We've been hearing predictions of the death of retail for years now. The internet certainly brought that scenario one step closer with the advent of major shopping sites and web-based services. One area I'd like to call particular attention to is the Blockbuster/Netflix debate.
I know, Netflix is more convenient. I know, it has no late fees. I know, it makes sure you always have a movie or two lying around. I know it has a cheaper, bigger selection and a cool, easy-to-use website. And plus, Netflix is a culture unto itself with accounts, recommendations, and queues. Fine, Netflix wins.
But I still think Blockbuster retains something that Netflix could never have, and that is the group ritual of choosing a movie. It's a tiny thing to claim as an advantage, and many would call it a disadvantage, but I want to give it a shout out nonetheless.
Have you ever been to Blockbuster? You probably weren't alone. You and your wife, or your boyfriend, or your friends, or your roomate, went down to the store, walked around the racetrack, and considered your choices.
Along the way, you guys might have had some fun. I can't think of any experience that comes close in terms of social shopping. The "what are we going to watch?" dilemma is accompanied by frustration (I really want to get this but everyone else has already seen it) and differences of opinion (sorry honey, I don't like horror films). It's also full of personal recommendations (this movie is AWESOME, you guys should all see it) and storytelling (I saw that on my first date!) In high school we always had one movie that we would pick up, and with our most straight face, announce "You guys, I really think we should get this." It was a documentary called "Jesus" and we laughed our heads off every time we pretended to suggest it.
This type of group shopping so rarely happens. You wouldn't go with your whole family to buy a new dress. You wouldn't take five friends to get groceries. Group shopping really only works when it's entertaining enough for the whole group.
And Blockbuster is a facilitator of these kinds of social interactions. Compare the "Let's go down to the video store and pick out our movie," versus "A week ago I clicked on a website and two days ago I got the mail and yesterday I called some friends and tonight we watched it." They're just not the same.

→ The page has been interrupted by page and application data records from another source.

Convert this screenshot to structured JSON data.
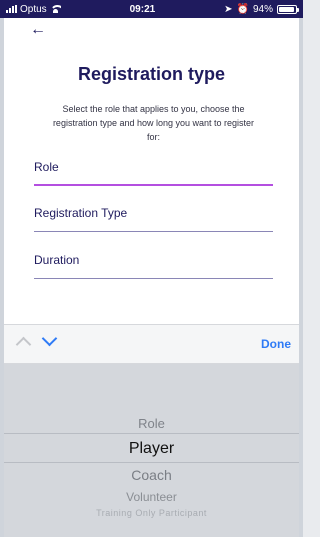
{
  "status_bar": {
    "carrier": "Optus",
    "time": "09:21",
    "battery_percent": "94%",
    "battery_level": 0.94
  },
  "header": {
    "back_icon": "back-arrow-icon",
    "back_glyph": "←",
    "title": "Registration type"
  },
  "instructions": "Select the role that applies to you, choose the registration type and how long you want to register for:",
  "fields": {
    "role": "Role",
    "registration_type": "Registration Type",
    "duration": "Duration"
  },
  "toolbar": {
    "done_label": "Done"
  },
  "picker": {
    "options": [
      "Role",
      "Player",
      "Coach",
      "Volunteer",
      "Training Only Participant"
    ],
    "selected": "Player"
  },
  "colors": {
    "brand": "#1f1b5e",
    "active_underline": "#b44fe0",
    "ios_blue": "#2f7bf6"
  }
}
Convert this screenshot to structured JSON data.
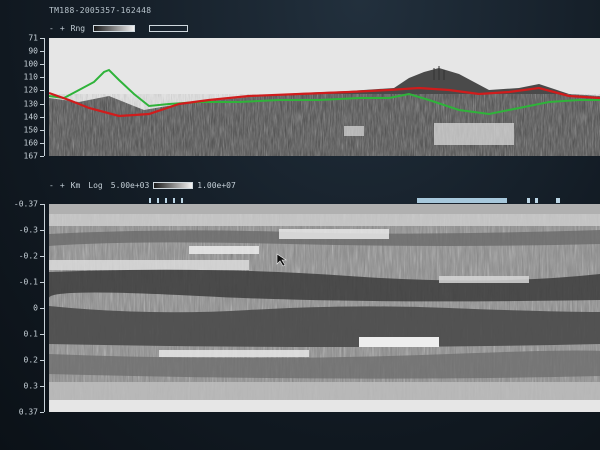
{
  "header": {
    "title": "TM188-2005357-162448"
  },
  "top_panel": {
    "controls": {
      "minus": "-",
      "plus": "+",
      "mode": "Rng"
    },
    "axis_labels": [
      "71",
      "90",
      "100",
      "110",
      "120",
      "130",
      "140",
      "150",
      "160",
      "167"
    ]
  },
  "bottom_panel": {
    "controls": {
      "minus": "-",
      "plus": "+",
      "unit": "Km",
      "scale": "Log",
      "min": "5.00e+03",
      "max": "1.00e+07"
    },
    "axis_labels": [
      "-0.37",
      "-0.3",
      "-0.2",
      "-0.1",
      "0",
      "0.1",
      "0.2",
      "0.3",
      "0.37"
    ]
  },
  "colors": {
    "red_trace": "#d01c1c",
    "green_trace": "#2fb33a",
    "background": "#131c25"
  },
  "icons": {
    "cursor": "cursor-icon"
  }
}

I know that Netflix will continue to gain market share, and maybe one day we'll just think "I'd like to watch a movie" and ten movies will magically materialize in our hands. But for now, I'm still enjoying the ritual of the Blockbuster night.